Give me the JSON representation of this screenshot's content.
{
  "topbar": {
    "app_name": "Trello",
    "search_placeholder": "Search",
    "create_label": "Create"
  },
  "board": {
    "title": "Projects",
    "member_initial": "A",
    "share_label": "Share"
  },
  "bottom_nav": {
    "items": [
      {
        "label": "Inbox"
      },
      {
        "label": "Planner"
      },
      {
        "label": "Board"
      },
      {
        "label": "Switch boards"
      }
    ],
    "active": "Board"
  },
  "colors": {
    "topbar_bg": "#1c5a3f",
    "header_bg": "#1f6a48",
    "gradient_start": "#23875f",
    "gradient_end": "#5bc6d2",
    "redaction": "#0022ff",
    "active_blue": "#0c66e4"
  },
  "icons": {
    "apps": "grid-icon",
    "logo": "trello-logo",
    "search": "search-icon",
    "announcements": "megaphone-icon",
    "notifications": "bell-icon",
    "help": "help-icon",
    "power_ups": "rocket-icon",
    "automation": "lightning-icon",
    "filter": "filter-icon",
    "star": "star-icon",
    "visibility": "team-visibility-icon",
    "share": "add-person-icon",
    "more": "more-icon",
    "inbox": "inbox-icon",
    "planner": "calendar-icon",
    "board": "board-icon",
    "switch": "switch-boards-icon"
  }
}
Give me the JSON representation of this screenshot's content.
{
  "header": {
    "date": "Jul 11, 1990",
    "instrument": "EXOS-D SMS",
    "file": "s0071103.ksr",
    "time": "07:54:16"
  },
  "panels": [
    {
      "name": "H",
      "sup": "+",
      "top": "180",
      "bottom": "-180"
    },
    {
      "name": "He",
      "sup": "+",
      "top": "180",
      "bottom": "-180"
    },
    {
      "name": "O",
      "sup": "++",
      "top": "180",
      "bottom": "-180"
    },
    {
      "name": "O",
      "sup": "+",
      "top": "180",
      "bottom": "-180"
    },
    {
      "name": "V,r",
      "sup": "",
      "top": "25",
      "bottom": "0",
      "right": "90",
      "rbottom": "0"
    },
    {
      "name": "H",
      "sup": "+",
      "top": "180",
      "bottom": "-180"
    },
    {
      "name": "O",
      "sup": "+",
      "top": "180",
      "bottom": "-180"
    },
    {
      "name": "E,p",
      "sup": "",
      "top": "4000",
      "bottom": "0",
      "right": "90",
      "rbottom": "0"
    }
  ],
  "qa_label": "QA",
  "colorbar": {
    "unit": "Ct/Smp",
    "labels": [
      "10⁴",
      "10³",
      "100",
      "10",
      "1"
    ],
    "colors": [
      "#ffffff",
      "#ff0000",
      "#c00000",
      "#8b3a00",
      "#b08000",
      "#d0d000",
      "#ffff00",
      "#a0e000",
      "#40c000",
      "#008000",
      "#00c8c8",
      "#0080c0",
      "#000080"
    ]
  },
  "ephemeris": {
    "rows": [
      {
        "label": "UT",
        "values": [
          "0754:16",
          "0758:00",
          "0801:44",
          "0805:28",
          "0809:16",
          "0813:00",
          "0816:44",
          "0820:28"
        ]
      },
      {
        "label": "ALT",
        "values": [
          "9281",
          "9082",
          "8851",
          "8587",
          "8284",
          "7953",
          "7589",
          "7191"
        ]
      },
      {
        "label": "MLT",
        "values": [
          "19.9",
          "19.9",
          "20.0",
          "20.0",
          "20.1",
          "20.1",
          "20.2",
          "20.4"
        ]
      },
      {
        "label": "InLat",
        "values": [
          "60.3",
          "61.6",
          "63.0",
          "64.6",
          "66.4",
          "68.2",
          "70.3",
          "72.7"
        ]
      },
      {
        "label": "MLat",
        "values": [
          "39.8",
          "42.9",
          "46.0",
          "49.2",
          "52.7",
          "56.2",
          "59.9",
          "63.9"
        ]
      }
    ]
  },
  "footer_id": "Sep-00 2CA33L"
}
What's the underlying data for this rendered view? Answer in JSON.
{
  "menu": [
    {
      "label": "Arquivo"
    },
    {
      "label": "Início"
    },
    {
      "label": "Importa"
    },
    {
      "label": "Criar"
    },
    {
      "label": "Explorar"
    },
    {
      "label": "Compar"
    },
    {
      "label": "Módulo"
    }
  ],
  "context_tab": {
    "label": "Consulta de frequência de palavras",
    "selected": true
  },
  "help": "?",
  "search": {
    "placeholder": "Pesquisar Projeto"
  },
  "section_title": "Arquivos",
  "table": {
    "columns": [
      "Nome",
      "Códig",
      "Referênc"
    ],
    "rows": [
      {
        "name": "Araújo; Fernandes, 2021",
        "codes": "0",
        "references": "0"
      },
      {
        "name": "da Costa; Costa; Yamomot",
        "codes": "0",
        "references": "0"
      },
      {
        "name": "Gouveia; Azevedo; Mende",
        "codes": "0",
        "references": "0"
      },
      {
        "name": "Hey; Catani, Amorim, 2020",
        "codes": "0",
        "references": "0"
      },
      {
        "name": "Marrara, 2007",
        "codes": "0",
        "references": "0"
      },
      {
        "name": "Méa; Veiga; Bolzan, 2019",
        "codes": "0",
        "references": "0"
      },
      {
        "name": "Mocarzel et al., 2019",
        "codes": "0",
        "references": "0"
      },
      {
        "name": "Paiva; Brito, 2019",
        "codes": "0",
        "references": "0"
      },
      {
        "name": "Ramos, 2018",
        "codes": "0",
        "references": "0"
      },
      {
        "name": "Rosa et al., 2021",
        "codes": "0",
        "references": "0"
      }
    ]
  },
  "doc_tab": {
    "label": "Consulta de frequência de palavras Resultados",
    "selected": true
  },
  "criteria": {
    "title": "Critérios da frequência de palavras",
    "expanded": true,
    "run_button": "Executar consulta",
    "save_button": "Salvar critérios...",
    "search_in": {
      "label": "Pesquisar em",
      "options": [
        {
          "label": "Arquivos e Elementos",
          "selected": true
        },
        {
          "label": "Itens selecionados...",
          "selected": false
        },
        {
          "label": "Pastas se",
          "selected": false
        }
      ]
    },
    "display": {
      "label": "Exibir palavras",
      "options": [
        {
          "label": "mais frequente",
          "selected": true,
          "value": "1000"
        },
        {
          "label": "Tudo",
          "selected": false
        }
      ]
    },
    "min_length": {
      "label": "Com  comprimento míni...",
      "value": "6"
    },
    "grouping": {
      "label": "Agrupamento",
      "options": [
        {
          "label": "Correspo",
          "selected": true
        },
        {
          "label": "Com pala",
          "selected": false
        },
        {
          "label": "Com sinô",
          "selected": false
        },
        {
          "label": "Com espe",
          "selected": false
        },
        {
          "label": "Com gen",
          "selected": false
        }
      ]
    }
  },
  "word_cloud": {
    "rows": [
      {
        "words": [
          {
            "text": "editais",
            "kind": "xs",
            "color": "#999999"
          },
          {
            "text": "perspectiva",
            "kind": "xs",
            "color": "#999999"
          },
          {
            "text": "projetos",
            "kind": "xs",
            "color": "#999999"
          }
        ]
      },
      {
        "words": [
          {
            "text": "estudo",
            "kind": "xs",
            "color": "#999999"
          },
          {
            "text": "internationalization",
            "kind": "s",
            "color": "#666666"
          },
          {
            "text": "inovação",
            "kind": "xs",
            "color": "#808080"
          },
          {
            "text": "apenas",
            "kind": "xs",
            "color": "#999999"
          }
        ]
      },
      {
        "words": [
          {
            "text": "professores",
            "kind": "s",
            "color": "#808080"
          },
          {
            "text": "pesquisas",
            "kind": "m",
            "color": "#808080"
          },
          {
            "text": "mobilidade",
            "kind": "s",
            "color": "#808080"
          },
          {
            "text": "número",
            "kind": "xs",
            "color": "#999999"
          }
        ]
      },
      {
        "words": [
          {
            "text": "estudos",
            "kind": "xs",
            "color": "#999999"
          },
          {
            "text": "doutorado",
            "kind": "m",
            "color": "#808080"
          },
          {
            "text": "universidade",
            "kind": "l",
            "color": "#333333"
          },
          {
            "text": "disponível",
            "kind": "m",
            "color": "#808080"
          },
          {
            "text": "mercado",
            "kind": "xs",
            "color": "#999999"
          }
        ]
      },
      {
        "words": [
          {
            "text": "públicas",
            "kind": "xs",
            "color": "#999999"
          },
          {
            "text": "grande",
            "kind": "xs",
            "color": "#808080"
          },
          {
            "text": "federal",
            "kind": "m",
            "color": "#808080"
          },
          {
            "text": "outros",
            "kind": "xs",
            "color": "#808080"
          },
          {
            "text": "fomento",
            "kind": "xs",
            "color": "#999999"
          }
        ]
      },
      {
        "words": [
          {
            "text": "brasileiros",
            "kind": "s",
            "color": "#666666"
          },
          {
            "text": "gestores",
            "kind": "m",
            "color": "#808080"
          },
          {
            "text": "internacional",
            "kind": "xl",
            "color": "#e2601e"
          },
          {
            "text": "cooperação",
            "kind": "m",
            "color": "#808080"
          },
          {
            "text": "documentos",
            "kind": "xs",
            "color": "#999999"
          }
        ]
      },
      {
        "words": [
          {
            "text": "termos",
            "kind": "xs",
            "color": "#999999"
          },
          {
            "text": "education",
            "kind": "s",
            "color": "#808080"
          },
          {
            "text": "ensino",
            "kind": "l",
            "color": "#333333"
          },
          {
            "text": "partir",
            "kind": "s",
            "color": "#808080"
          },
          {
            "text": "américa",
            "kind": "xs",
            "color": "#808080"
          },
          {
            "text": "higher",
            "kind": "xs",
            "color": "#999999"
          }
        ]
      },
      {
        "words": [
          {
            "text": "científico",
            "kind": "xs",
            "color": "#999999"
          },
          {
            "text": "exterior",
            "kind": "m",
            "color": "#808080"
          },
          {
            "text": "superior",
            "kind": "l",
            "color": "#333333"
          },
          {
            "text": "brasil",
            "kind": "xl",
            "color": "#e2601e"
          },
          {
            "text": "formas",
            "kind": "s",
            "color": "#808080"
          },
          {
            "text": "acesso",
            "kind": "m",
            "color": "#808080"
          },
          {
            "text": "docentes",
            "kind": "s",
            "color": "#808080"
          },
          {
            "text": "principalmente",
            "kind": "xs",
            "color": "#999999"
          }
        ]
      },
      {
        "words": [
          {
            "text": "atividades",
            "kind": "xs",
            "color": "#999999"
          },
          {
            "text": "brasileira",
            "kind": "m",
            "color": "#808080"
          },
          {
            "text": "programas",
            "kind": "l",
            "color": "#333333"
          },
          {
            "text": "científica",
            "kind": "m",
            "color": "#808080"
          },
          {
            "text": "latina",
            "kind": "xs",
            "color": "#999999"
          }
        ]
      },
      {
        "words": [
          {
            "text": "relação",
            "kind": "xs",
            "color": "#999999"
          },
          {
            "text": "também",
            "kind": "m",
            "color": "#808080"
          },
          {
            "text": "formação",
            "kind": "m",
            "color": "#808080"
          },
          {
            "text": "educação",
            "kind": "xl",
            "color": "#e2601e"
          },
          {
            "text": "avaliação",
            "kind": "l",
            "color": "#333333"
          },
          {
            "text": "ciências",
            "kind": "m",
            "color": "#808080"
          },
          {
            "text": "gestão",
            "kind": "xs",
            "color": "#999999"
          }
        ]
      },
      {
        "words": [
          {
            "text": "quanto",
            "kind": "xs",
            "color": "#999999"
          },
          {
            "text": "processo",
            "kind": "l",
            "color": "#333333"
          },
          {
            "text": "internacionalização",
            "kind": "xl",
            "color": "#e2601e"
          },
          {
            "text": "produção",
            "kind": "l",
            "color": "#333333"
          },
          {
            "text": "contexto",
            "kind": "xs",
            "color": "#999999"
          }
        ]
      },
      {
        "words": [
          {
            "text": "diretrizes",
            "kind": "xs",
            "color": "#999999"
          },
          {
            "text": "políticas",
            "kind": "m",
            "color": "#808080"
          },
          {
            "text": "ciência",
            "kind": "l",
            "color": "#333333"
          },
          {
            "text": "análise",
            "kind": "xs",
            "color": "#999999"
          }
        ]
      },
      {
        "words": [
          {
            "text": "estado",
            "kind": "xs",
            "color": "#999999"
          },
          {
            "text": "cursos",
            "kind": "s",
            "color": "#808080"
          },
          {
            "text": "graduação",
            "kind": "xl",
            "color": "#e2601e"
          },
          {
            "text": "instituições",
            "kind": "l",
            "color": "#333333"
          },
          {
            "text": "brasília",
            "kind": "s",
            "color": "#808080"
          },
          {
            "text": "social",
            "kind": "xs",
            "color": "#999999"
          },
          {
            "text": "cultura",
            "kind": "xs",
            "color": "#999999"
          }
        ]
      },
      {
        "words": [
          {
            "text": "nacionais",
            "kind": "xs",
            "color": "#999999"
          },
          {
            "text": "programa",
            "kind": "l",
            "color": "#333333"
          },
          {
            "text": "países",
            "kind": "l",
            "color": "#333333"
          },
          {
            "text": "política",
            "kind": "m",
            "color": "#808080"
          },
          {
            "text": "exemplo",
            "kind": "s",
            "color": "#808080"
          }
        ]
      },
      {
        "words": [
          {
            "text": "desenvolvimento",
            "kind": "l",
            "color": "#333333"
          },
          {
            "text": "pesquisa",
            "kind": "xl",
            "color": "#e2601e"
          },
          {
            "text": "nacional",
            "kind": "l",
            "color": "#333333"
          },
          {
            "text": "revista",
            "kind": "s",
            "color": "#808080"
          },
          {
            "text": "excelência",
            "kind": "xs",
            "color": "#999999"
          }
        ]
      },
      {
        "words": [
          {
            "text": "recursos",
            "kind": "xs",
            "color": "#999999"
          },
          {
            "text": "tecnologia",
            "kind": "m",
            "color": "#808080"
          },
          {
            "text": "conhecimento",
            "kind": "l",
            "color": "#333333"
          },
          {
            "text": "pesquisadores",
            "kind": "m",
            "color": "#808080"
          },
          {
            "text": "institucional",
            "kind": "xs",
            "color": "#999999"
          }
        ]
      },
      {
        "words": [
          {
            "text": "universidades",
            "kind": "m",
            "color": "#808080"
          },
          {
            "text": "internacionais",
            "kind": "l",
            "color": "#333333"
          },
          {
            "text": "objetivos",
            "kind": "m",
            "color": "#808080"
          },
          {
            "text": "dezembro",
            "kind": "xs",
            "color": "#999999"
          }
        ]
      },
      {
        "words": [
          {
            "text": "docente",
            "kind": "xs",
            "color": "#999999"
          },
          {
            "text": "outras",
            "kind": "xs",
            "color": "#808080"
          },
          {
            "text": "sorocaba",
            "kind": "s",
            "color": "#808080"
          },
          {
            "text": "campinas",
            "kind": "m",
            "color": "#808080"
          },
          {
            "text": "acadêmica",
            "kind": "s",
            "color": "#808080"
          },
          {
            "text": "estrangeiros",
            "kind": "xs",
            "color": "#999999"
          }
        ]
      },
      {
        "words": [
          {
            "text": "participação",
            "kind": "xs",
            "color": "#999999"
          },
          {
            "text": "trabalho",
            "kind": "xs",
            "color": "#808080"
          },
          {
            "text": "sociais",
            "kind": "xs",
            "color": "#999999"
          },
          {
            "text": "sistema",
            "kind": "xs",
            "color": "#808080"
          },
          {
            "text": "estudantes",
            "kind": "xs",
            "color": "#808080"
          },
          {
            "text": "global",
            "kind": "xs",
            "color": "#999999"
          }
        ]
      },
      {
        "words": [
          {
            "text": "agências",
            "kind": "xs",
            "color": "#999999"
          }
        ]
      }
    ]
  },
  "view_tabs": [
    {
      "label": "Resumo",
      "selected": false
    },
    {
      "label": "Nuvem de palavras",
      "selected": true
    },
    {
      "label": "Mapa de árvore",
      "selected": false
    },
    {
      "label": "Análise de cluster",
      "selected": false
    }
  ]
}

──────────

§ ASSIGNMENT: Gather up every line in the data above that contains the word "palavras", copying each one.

§ YOUR SOLUTION:
    "label": "Consulta de frequência de palavras",
    "label": "Consulta de frequência de palavras Resultados",
    "title": "Critérios da frequência de palavras",
      "label": "Exibir palavras",
      "label": "Nuvem de palavras",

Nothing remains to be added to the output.